• [Exercise brief]:
Would you pull out every line of the material that contains the string "JSON"?

************

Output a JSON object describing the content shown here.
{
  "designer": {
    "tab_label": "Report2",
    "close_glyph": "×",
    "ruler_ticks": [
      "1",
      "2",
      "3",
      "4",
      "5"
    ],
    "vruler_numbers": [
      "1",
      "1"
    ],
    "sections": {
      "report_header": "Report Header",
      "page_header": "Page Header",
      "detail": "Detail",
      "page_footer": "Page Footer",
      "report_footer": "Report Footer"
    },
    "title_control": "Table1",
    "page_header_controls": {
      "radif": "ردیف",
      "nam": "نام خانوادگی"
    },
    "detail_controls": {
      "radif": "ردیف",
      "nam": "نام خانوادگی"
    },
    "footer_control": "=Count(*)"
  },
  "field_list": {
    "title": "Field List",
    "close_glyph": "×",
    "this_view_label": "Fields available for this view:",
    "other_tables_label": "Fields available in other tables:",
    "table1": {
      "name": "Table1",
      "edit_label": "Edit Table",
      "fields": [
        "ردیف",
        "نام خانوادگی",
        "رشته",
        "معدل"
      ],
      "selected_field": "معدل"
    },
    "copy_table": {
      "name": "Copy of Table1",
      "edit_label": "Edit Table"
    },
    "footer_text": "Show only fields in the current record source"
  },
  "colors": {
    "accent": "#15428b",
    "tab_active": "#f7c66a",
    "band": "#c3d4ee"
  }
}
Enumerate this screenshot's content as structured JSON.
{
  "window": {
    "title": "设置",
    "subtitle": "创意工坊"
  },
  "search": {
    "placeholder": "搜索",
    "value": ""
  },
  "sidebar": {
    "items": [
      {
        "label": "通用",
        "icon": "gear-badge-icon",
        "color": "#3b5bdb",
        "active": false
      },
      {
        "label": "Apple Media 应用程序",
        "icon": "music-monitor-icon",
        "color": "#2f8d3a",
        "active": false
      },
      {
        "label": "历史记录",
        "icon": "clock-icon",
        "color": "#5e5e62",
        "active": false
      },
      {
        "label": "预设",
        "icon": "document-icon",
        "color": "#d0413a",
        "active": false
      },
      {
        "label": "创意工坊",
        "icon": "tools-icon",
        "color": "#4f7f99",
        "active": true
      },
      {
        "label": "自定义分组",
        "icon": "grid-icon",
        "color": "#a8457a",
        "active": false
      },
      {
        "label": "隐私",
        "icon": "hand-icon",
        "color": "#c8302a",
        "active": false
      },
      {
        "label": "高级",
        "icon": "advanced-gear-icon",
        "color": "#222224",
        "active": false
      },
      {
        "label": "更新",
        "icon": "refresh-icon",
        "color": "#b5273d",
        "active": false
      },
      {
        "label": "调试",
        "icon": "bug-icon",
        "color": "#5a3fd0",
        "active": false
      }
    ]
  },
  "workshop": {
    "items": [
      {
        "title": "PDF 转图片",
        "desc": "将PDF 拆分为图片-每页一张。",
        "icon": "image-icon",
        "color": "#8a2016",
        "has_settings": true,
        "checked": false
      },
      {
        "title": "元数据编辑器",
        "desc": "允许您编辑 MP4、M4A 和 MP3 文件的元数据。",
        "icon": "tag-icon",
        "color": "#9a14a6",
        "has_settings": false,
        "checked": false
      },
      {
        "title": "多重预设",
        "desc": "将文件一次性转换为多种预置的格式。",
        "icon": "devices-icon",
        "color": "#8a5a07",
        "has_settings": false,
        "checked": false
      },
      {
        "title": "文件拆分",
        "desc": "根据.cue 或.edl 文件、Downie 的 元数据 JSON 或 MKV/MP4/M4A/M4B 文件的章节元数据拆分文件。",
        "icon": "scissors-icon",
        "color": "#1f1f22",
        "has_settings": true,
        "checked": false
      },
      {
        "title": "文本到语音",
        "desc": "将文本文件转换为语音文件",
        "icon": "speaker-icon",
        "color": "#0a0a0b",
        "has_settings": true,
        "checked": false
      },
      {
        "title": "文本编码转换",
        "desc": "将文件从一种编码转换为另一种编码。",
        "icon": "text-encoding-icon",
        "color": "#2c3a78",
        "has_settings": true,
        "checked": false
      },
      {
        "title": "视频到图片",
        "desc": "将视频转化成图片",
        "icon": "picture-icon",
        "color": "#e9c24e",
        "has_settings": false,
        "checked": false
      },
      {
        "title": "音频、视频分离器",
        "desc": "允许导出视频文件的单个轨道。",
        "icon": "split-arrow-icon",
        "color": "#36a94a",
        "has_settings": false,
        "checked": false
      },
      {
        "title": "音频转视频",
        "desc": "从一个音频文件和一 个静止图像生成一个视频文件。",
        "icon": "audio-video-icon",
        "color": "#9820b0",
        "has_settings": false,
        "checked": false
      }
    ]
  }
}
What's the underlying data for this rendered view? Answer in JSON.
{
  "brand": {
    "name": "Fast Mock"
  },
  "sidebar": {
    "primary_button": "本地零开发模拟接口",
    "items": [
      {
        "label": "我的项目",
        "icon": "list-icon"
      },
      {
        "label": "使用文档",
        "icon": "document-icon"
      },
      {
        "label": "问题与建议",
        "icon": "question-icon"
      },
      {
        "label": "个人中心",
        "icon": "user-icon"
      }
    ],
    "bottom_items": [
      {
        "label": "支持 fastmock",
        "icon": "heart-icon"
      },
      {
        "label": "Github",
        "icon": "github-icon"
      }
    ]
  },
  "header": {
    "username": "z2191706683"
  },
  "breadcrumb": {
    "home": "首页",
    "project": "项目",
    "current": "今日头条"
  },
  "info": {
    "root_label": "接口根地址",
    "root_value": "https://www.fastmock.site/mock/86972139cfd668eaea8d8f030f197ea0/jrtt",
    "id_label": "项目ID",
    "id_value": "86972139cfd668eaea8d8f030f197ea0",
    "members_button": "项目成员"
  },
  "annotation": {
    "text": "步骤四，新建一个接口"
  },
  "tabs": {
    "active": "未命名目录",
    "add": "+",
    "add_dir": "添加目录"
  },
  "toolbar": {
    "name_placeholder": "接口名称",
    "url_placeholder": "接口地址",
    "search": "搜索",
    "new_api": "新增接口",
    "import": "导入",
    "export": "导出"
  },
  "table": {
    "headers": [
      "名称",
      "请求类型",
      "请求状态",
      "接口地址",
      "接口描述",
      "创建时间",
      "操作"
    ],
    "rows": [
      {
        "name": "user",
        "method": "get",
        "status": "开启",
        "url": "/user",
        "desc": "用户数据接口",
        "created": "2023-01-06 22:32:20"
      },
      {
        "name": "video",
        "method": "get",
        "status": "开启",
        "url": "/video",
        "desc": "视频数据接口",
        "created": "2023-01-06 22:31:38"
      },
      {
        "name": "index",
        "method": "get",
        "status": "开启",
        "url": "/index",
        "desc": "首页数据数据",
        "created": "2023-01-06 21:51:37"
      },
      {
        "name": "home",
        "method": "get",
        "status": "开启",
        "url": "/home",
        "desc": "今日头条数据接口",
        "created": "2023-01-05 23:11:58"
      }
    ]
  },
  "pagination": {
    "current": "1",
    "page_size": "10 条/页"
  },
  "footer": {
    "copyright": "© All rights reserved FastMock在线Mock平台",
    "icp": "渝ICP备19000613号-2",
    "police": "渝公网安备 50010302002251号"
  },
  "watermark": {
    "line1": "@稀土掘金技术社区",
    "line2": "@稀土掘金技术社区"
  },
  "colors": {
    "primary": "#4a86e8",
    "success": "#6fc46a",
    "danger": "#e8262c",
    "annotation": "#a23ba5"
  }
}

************

• [Solution below]:
Output a JSON object describing the content shown here.
Enumerate this screenshot's content as structured JSON.
        "desc": "根据.cue 或.edl 文件、Downie 的 元数据 JSON 或 MKV/MP4/M4A/M4B 文件的章节元数据拆分文件。",
What's the underlying data for this rendered view? Answer in JSON.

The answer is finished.